-- Dataset --
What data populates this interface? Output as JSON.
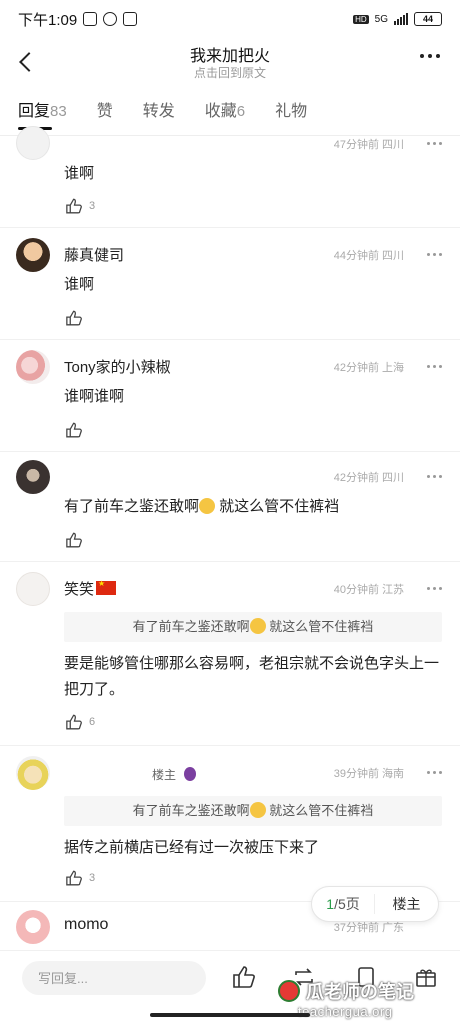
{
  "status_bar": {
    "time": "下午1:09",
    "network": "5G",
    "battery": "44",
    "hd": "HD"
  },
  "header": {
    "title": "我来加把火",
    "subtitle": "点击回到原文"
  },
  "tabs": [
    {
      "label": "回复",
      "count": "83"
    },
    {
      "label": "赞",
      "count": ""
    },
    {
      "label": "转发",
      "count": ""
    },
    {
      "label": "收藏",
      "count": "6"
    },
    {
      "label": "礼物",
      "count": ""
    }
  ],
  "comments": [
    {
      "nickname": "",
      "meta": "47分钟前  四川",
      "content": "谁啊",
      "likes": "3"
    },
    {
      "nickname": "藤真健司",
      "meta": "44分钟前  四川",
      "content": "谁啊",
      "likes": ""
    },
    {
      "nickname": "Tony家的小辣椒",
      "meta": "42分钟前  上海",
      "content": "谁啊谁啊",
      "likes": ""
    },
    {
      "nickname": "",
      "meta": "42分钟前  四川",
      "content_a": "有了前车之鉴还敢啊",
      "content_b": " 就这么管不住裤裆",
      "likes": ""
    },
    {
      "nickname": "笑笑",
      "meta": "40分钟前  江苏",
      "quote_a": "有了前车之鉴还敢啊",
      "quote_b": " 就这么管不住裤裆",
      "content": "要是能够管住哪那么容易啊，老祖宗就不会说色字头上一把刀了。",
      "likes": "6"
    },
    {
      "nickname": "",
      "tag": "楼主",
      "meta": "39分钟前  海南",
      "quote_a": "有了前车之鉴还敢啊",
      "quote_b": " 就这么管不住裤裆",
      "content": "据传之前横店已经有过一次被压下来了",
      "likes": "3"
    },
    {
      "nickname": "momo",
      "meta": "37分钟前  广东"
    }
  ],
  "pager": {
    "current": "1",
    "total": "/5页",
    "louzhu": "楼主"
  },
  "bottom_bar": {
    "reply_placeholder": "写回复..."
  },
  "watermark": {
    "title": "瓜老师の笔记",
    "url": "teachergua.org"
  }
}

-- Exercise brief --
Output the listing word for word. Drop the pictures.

-- Output for this task --
What data populates this interface? Output as JSON.
{
  "status_bar": {
    "time": "下午1:09",
    "network": "5G",
    "battery": "44",
    "hd": "HD"
  },
  "header": {
    "title": "我来加把火",
    "subtitle": "点击回到原文"
  },
  "tabs": [
    {
      "label": "回复",
      "count": "83"
    },
    {
      "label": "赞",
      "count": ""
    },
    {
      "label": "转发",
      "count": ""
    },
    {
      "label": "收藏",
      "count": "6"
    },
    {
      "label": "礼物",
      "count": ""
    }
  ],
  "comments": [
    {
      "nickname": "",
      "meta": "47分钟前  四川",
      "content": "谁啊",
      "likes": "3"
    },
    {
      "nickname": "藤真健司",
      "meta": "44分钟前  四川",
      "content": "谁啊",
      "likes": ""
    },
    {
      "nickname": "Tony家的小辣椒",
      "meta": "42分钟前  上海",
      "content": "谁啊谁啊",
      "likes": ""
    },
    {
      "nickname": "",
      "meta": "42分钟前  四川",
      "content_a": "有了前车之鉴还敢啊",
      "content_b": " 就这么管不住裤裆",
      "likes": ""
    },
    {
      "nickname": "笑笑",
      "meta": "40分钟前  江苏",
      "quote_a": "有了前车之鉴还敢啊",
      "quote_b": " 就这么管不住裤裆",
      "content": "要是能够管住哪那么容易啊，老祖宗就不会说色字头上一把刀了。",
      "likes": "6"
    },
    {
      "nickname": "",
      "tag": "楼主",
      "meta": "39分钟前  海南",
      "quote_a": "有了前车之鉴还敢啊",
      "quote_b": " 就这么管不住裤裆",
      "content": "据传之前横店已经有过一次被压下来了",
      "likes": "3"
    },
    {
      "nickname": "momo",
      "meta": "37分钟前  广东"
    }
  ],
  "pager": {
    "current": "1",
    "total": "/5页",
    "louzhu": "楼主"
  },
  "bottom_bar": {
    "reply_placeholder": "写回复..."
  },
  "watermark": {
    "title": "瓜老师の笔记",
    "url": "teachergua.org"
  }
}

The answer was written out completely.